:: RECORDED INFORMATION

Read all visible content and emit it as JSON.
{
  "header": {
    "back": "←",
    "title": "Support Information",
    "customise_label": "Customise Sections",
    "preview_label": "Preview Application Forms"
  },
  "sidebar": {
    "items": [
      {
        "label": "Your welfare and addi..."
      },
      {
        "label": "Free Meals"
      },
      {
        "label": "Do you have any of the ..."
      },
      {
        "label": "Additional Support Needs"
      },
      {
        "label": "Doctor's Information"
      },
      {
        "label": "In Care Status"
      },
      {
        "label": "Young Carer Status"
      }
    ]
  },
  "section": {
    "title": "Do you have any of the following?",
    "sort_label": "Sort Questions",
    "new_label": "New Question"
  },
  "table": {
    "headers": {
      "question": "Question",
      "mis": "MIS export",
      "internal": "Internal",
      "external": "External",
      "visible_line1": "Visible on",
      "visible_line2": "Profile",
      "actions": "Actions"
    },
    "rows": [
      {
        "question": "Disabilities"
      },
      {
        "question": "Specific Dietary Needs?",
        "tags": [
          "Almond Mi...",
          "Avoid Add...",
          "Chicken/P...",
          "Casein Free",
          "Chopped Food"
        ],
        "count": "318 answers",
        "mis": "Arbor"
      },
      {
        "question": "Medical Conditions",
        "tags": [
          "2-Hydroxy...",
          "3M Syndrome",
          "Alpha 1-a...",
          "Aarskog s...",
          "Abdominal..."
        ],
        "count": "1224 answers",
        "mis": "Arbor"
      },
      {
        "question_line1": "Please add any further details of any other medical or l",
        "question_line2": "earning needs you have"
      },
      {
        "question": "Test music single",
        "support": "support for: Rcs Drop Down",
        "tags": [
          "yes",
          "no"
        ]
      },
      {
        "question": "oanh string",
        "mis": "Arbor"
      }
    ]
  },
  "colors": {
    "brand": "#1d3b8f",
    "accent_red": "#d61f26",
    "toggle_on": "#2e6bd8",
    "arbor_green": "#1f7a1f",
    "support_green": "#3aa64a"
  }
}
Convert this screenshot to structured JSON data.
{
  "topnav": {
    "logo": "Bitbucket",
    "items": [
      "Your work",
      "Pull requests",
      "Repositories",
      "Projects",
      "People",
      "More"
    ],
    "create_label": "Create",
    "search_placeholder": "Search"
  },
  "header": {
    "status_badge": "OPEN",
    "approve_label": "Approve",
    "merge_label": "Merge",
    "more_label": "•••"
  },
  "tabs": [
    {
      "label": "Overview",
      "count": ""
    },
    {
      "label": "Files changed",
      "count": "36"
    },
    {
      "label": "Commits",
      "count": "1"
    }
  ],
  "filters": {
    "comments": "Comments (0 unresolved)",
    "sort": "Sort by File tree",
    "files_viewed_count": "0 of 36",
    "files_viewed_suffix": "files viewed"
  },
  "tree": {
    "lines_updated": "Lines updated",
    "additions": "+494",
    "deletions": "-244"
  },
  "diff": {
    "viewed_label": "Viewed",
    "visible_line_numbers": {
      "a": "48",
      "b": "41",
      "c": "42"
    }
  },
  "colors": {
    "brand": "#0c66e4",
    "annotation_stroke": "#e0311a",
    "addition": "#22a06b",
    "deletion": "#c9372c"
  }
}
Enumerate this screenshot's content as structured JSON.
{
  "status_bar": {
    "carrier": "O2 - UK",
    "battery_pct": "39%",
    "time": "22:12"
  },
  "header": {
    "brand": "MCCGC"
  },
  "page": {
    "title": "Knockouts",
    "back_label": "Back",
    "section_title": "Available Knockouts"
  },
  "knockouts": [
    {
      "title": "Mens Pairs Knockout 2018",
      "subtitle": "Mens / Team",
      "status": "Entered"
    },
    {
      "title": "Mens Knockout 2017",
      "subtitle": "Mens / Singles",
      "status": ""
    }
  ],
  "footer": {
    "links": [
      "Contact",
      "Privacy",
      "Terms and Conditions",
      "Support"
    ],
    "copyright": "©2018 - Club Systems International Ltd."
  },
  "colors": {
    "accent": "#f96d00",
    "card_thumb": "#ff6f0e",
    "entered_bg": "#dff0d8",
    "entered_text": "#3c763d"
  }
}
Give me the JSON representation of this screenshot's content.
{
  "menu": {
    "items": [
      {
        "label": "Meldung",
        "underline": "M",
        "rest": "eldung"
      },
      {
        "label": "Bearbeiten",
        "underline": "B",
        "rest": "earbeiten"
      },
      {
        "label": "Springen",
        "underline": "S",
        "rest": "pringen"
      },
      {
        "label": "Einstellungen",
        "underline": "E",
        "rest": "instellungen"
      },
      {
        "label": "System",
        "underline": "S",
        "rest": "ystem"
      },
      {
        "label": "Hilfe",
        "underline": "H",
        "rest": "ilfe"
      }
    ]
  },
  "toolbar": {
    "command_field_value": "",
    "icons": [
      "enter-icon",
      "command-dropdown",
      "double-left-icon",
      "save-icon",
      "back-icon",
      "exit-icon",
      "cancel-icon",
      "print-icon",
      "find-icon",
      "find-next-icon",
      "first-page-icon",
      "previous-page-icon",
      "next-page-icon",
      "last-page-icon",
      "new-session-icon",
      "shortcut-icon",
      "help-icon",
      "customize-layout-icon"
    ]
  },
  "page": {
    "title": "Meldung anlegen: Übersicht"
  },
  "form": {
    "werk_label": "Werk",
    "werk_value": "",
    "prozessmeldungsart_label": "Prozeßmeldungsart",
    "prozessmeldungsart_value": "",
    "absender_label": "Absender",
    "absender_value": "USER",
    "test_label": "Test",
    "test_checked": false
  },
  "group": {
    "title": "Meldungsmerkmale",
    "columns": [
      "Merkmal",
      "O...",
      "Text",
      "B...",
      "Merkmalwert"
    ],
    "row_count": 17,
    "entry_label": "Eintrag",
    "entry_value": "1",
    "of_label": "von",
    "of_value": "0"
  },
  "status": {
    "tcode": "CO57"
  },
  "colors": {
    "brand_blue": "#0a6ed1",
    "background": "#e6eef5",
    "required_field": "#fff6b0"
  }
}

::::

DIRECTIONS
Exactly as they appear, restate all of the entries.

OUTPUT BELOW
Read all visible content and emit it as JSON.
{
  "header": {
    "back": "←",
    "title": "Support Information",
    "customise_label": "Customise Sections",
    "preview_label": "Preview Application Forms"
  },
  "sidebar": {
    "items": [
      {
        "label": "Your welfare and addi..."
      },
      {
        "label": "Free Meals"
      },
      {
        "label": "Do you have any of the ..."
      },
      {
        "label": "Additional Support Needs"
      },
      {
        "label": "Doctor's Information"
      },
      {
        "label": "In Care Status"
      },
      {
        "label": "Young Carer Status"
      }
    ]
  },
  "section": {
    "title": "Do you have any of the following?",
    "sort_label": "Sort Questions",
    "new_label": "New Question"
  },
  "table": {
    "headers": {
      "question": "Question",
      "mis": "MIS export",
      "internal": "Internal",
      "external": "External",
      "visible_line1": "Visible on",
      "visible_line2": "Profile",
      "actions": "Actions"
    },
    "rows": [
      {
        "question": "Disabilities"
      },
      {
        "question": "Specific Dietary Needs?",
        "tags": [
          "Almond Mi...",
          "Avoid Add...",
          "Chicken/P...",
          "Casein Free",
          "Chopped Food"
        ],
        "count": "318 answers",
        "mis": "Arbor"
      },
      {
        "question": "Medical Conditions",
        "tags": [
          "2-Hydroxy...",
          "3M Syndrome",
          "Alpha 1-a...",
          "Aarskog s...",
          "Abdominal..."
        ],
        "count": "1224 answers",
        "mis": "Arbor"
      },
      {
        "question_line1": "Please add any further details of any other medical or l",
        "question_line2": "earning needs you have"
      },
      {
        "question": "Test music single",
        "support": "support for: Rcs Drop Down",
        "tags": [
          "yes",
          "no"
        ]
      },
      {
        "question": "oanh string",
        "mis": "Arbor"
      }
    ]
  },
  "colors": {
    "brand": "#1d3b8f",
    "accent_red": "#d61f26",
    "toggle_on": "#2e6bd8",
    "arbor_green": "#1f7a1f",
    "support_green": "#3aa64a"
  }
}
Convert this screenshot to structured JSON data.
{
  "topnav": {
    "logo": "Bitbucket",
    "items": [
      "Your work",
      "Pull requests",
      "Repositories",
      "Projects",
      "People",
      "More"
    ],
    "create_label": "Create",
    "search_placeholder": "Search"
  },
  "header": {
    "status_badge": "OPEN",
    "approve_label": "Approve",
    "merge_label": "Merge",
    "more_label": "•••"
  },
  "tabs": [
    {
      "label": "Overview",
      "count": ""
    },
    {
      "label": "Files changed",
      "count": "36"
    },
    {
      "label": "Commits",
      "count": "1"
    }
  ],
  "filters": {
    "comments": "Comments (0 unresolved)",
    "sort": "Sort by File tree",
    "files_viewed_count": "0 of 36",
    "files_viewed_suffix": "files viewed"
  },
  "tree": {
    "lines_updated": "Lines updated",
    "additions": "+494",
    "deletions": "-244"
  },
  "diff": {
    "viewed_label": "Viewed",
    "visible_line_numbers": {
      "a": "48",
      "b": "41",
      "c": "42"
    }
  },
  "colors": {
    "brand": "#0c66e4",
    "annotation_stroke": "#e0311a",
    "addition": "#22a06b",
    "deletion": "#c9372c"
  }
}
Enumerate this screenshot's content as structured JSON.
{
  "status_bar": {
    "carrier": "O2 - UK",
    "battery_pct": "39%",
    "time": "22:12"
  },
  "header": {
    "brand": "MCCGC"
  },
  "page": {
    "title": "Knockouts",
    "back_label": "Back",
    "section_title": "Available Knockouts"
  },
  "knockouts": [
    {
      "title": "Mens Pairs Knockout 2018",
      "subtitle": "Mens / Team",
      "status": "Entered"
    },
    {
      "title": "Mens Knockout 2017",
      "subtitle": "Mens / Singles",
      "status": ""
    }
  ],
  "footer": {
    "links": [
      "Contact",
      "Privacy",
      "Terms and Conditions",
      "Support"
    ],
    "copyright": "©2018 - Club Systems International Ltd."
  },
  "colors": {
    "accent": "#f96d00",
    "card_thumb": "#ff6f0e",
    "entered_bg": "#dff0d8",
    "entered_text": "#3c763d"
  }
}
Give me the JSON representation of this screenshot's content.
{
  "menu": {
    "items": [
      {
        "label": "Meldung",
        "underline": "M",
        "rest": "eldung"
      },
      {
        "label": "Bearbeiten",
        "underline": "B",
        "rest": "earbeiten"
      },
      {
        "label": "Springen",
        "underline": "S",
        "rest": "pringen"
      },
      {
        "label": "Einstellungen",
        "underline": "E",
        "rest": "instellungen"
      },
      {
        "label": "System",
        "underline": "S",
        "rest": "ystem"
      },
      {
        "label": "Hilfe",
        "underline": "H",
        "rest": "ilfe"
      }
    ]
  },
  "toolbar": {
    "command_field_value": "",
    "icons": [
      "enter-icon",
      "command-dropdown",
      "double-left-icon",
      "save-icon",
      "back-icon",
      "exit-icon",
      "cancel-icon",
      "print-icon",
      "find-icon",
      "find-next-icon",
      "first-page-icon",
      "previous-page-icon",
      "next-page-icon",
      "last-page-icon",
      "new-session-icon",
      "shortcut-icon",
      "help-icon",
      "customize-layout-icon"
    ]
  },
  "page": {
    "title": "Meldung anlegen: Übersicht"
  },
  "form": {
    "werk_label": "Werk",
    "werk_value": "",
    "prozessmeldungsart_label": "Prozeßmeldungsart",
    "prozessmeldungsart_value": "",
    "absender_label": "Absender",
    "absender_value": "USER",
    "test_label": "Test",
    "test_checked": false
  },
  "group": {
    "title": "Meldungsmerkmale",
    "columns": [
      "Merkmal",
      "O...",
      "Text",
      "B...",
      "Merkmalwert"
    ],
    "row_count": 17,
    "entry_label": "Eintrag",
    "entry_value": "1",
    "of_label": "von",
    "of_value": "0"
  },
  "status": {
    "tcode": "CO57"
  },
  "colors": {
    "brand_blue": "#0a6ed1",
    "background": "#e6eef5",
    "required_field": "#fff6b0"
  }
}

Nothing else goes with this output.